What is expected:
Every record is to be copied unchanged, except that its pictures are removed.

┌──

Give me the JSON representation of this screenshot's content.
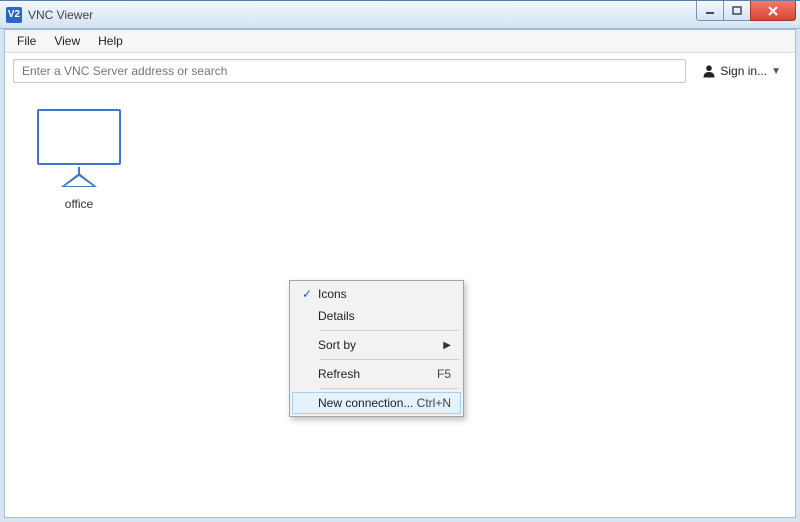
{
  "window": {
    "title": "VNC Viewer",
    "app_icon_text": "V2"
  },
  "menubar": {
    "file": "File",
    "view": "View",
    "help": "Help"
  },
  "search": {
    "placeholder": "Enter a VNC Server address or search"
  },
  "signin": {
    "label": "Sign in..."
  },
  "connections": [
    {
      "label": "office"
    }
  ],
  "context_menu": {
    "icons": {
      "label": "Icons",
      "checked": true
    },
    "details": {
      "label": "Details"
    },
    "sort_by": {
      "label": "Sort by"
    },
    "refresh": {
      "label": "Refresh",
      "accel": "F5"
    },
    "new_connection": {
      "label": "New connection...",
      "accel": "Ctrl+N"
    }
  }
}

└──

Answer for the task:
Give me the JSON representation of this screenshot's content.
{
  "window": {
    "title": "VNC Viewer",
    "app_icon_text": "V2"
  },
  "menubar": {
    "file": "File",
    "view": "View",
    "help": "Help"
  },
  "search": {
    "placeholder": "Enter a VNC Server address or search"
  },
  "signin": {
    "label": "Sign in..."
  },
  "connections": [
    {
      "label": "office"
    }
  ],
  "context_menu": {
    "icons": {
      "label": "Icons",
      "checked": true
    },
    "details": {
      "label": "Details"
    },
    "sort_by": {
      "label": "Sort by"
    },
    "refresh": {
      "label": "Refresh",
      "accel": "F5"
    },
    "new_connection": {
      "label": "New connection...",
      "accel": "Ctrl+N"
    }
  }
}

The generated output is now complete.